Medications That Can Help Smokers Quit
The Medication Guide was created to provide you with a general understanding of the current medications used by smokers who are trying to quit. Please note that this guide may not describe every product available. All of these medicines have been shown to be useful for helping smokers quit. There is no one best medicine for all smokers. Always read the instructions on the package carefully and talk with your doctor or pharmacist if you have questions. Dosing information provided in descriptions of these products is intended only to illustrate typical use of these medications. Individual dosing for prescription medications must be determined by a physician. If you are pregnant, breastfeeding, or have a severe medical problem, talk with your doctor before starting any new medication.
First Line Medications: Nicotine Replacement Therapy (NRT)
Nicotine replacement therapy (NRT) helps individuals quit smoking by reducing the craving sensations associated with withdrawal from the nicotine in tobacco. NRT products provide controlled amounts of nicotine. Individuals reduce their use of NRT products over time, allowing their bodies to gradually adjust to increasingly lower nicotine levels.
The nicotine patch is placed on the skin and supplies a small and steady amount of nicotine into the body. Nicotine patches contain varied concentrations of nicotine (21mg, 14mg, or 7mg, for example) and the user reduces the dose over time.
Nicotine gum is chewed to release nicotine that is absorbed through tissue inside the mouth. The user chews the gum until it produces a tingling feeling, then the gum is placed (parked) between the cheek and gum tissue. Nicotine gums have varied concentrations of nicotine (typically 2mg or 4mg) to allow the user to reduce the amount of nicotine in their system.
Nicotine Lozenges look like hard candy and are placed between the cheek and gum tissue. The Nicotine lozenge (typically 2mg or 4mg dose of nicotine) releases nicotine as it slowly dissolves in the mouth.
A nicotine inhaler consists of a cartridge attached to a mouthpiece.

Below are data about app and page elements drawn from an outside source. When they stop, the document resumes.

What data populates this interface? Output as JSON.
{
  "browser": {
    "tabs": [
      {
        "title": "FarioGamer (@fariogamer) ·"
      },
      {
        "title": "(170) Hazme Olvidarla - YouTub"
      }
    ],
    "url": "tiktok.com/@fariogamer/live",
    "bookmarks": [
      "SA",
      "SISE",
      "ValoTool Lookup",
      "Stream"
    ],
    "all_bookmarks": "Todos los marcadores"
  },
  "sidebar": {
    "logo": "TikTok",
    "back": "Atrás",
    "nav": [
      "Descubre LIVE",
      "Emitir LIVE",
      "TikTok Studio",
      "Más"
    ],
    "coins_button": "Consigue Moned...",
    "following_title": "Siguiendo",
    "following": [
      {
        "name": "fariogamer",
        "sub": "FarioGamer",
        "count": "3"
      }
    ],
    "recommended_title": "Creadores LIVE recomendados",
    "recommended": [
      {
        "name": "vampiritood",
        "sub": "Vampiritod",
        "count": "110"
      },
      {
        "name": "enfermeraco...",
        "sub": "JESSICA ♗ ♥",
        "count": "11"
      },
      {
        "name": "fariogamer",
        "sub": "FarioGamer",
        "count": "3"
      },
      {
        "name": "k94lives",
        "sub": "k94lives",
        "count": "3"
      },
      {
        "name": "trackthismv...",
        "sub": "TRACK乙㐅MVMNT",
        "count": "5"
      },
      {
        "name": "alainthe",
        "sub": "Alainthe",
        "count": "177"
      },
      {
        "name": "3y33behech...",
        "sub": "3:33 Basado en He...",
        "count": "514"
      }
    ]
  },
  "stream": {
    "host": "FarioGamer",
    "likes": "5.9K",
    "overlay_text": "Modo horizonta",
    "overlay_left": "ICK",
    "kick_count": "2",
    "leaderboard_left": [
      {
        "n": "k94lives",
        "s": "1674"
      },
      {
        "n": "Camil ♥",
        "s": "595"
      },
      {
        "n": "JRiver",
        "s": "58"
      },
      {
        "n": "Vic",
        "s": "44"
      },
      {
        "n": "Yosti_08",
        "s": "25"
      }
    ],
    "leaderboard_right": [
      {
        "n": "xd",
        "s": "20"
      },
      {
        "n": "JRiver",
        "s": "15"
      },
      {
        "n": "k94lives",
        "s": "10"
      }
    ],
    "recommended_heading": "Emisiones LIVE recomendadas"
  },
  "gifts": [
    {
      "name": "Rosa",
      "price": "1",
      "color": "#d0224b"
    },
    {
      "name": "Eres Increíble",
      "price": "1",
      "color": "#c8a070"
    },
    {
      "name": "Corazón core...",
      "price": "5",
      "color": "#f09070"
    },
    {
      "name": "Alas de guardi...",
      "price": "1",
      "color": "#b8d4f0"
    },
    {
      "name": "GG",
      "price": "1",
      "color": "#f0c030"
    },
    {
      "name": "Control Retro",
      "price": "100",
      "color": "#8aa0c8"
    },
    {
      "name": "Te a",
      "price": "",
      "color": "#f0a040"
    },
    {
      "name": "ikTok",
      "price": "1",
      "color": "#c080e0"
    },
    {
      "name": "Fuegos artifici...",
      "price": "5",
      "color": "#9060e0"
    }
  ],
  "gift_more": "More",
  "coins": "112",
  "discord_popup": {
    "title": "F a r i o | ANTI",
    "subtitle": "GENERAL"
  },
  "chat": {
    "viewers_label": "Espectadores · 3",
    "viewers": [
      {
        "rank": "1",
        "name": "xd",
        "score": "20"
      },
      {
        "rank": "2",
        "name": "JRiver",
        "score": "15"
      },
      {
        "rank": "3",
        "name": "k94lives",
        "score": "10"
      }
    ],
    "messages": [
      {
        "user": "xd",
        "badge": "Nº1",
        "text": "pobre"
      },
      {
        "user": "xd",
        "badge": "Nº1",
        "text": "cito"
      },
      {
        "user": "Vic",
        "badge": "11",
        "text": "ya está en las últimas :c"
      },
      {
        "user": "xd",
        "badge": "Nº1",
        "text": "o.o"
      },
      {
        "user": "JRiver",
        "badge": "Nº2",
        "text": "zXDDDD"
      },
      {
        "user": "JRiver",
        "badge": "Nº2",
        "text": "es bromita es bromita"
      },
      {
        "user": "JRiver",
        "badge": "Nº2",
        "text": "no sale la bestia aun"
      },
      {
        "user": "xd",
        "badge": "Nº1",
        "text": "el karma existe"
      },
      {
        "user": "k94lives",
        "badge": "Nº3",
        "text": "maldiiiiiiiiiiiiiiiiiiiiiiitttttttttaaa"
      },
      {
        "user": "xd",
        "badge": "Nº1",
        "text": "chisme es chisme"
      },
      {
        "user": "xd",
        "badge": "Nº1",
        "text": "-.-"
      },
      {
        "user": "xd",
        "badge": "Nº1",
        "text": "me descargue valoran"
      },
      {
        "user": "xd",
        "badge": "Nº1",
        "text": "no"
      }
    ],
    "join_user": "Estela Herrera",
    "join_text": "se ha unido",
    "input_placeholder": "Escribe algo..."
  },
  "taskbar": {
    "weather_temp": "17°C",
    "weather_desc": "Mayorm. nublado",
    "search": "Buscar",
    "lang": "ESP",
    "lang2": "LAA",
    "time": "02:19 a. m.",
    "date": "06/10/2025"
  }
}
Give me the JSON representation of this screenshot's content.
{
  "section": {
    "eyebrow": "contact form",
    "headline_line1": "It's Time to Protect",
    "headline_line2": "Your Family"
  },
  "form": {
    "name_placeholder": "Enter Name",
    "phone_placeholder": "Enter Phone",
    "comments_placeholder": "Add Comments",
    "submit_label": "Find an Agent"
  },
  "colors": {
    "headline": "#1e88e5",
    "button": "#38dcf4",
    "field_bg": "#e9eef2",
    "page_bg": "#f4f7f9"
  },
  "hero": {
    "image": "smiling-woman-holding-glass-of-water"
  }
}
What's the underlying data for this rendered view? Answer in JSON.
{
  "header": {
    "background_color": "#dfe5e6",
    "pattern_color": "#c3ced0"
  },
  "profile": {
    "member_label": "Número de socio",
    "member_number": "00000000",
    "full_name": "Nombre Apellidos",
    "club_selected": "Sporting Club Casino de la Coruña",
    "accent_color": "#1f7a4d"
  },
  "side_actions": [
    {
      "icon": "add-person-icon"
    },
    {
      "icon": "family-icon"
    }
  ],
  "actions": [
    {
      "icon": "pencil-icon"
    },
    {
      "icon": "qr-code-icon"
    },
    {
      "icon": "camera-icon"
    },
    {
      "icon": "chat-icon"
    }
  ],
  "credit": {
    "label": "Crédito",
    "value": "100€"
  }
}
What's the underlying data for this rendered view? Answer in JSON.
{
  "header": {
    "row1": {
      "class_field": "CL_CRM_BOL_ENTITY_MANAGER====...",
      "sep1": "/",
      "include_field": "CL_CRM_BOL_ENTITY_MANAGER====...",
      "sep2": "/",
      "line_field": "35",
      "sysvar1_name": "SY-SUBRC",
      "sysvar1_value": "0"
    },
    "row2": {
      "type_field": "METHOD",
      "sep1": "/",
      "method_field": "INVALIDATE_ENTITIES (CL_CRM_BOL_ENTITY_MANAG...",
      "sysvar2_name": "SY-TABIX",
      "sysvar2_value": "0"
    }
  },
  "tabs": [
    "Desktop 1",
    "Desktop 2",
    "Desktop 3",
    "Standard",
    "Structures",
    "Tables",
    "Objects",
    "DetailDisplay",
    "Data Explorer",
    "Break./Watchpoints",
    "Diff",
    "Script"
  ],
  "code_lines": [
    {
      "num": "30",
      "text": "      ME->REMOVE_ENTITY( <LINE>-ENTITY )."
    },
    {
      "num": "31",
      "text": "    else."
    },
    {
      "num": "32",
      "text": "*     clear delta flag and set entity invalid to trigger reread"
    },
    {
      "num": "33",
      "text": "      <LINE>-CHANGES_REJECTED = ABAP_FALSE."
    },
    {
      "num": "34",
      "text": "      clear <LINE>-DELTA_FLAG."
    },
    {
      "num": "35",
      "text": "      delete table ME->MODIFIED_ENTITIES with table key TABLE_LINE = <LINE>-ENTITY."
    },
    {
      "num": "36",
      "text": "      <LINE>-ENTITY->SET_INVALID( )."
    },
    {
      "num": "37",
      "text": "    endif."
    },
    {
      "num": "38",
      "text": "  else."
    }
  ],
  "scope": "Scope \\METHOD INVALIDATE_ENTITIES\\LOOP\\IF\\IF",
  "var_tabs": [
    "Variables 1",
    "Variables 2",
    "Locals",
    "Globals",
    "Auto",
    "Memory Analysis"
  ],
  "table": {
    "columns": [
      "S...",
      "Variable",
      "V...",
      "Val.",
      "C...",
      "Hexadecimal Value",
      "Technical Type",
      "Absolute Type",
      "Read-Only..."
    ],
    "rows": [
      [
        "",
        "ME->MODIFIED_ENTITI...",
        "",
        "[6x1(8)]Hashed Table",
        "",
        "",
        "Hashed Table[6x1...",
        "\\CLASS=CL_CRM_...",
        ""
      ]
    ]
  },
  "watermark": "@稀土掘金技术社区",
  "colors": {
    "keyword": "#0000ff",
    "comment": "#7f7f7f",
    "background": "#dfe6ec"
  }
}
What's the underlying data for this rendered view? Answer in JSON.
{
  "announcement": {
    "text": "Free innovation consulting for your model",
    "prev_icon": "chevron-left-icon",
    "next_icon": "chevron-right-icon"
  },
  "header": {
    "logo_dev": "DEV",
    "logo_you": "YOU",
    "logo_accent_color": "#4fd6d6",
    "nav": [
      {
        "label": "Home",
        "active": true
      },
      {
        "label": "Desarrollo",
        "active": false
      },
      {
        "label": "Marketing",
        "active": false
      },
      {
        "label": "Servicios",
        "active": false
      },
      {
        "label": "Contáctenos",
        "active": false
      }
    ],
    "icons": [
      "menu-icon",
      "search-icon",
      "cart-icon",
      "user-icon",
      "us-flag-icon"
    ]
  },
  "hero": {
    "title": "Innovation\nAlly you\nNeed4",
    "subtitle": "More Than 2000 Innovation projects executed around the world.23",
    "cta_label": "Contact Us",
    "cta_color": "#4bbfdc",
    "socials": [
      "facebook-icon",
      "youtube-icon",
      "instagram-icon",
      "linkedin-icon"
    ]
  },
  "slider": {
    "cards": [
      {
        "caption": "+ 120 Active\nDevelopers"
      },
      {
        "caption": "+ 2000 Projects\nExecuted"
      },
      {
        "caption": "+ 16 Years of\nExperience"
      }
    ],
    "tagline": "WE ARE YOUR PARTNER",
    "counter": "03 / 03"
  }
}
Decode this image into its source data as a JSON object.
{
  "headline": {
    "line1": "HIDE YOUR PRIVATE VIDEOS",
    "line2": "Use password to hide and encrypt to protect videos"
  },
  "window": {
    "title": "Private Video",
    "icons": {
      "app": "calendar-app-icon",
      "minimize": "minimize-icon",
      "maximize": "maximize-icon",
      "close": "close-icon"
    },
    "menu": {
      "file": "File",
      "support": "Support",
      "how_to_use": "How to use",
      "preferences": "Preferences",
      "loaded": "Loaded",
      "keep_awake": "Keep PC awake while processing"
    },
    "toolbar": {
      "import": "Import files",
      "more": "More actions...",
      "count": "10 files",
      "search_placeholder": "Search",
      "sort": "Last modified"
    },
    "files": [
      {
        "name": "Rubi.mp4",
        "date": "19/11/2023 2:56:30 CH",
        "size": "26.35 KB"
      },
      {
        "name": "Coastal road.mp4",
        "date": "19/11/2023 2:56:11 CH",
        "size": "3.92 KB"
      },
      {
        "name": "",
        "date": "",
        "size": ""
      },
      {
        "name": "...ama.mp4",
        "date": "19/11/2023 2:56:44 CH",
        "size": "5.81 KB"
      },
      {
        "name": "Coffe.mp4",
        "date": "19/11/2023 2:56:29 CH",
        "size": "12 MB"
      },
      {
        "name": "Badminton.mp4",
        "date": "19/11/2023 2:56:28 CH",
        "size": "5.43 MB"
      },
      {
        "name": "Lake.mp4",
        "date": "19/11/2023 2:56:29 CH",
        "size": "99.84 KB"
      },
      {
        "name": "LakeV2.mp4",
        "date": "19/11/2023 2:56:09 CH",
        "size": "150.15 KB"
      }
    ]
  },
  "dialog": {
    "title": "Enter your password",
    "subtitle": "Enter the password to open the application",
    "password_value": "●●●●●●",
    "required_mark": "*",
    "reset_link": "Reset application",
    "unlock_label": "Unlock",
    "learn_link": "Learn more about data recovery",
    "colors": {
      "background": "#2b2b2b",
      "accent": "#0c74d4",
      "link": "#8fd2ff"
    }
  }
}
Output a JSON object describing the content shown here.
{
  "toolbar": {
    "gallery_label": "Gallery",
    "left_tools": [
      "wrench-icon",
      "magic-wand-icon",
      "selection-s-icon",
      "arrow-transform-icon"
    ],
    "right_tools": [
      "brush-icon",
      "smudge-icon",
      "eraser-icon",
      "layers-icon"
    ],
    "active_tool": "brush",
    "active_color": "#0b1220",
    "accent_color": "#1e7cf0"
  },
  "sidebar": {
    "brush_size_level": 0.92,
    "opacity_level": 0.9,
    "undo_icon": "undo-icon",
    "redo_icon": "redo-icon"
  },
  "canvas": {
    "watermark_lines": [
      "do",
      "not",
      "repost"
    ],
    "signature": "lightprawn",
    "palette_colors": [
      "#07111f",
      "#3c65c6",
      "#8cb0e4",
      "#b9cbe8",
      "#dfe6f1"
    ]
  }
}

Inhaling through the mouthpiece delivers a specific amount of nicotine to the user.
Nicotine nasal spray is a pump bottle containing nicotine that is inserted into the nose and sprayed. Nicotine nasal spray can be used for fast craving control, especially for heavy smokers.
Bupropion, also known as Zyban, helps to reduce nicotine withdrawal symptoms and the urge to smoke. Bupropion can be used safely with nicotine replacement products.
Varenicline, also known as Chantix, is a prescription medication that eases nicotine withdrawal symptoms and blocks the effects of nicotine from cigarettes if the user resumes smoking.
Nortriptyline, also known as Aventyl, is generally prescribed to treat depression; however nortriptyline has been prescribed to assist with smoking cessation when the first line medications do not work. The use of nortriptyline for smoking cessation has not yet been approved by the FDA.
Clonidine, also known as Catapres, is generally prescribed to treat high blood pressure; however clonidine may reduce tobacco withdrawal symptoms when first line medications do not work. The use of clonidine for smoking cessation has not yet been approved by the FDA.
Information provided on the Medication Guide and Fact Sheets was obtained from a variety of sources, such as product information guides; manufacturers' Web sites, medical Web sites, and articles in the medical literature, including Corelli, R.L. & Hudman, K.S. (2006) Pharmacologic interventions for smoking cessation, Crit Care Nurs Clin N Am, 18, 39-51.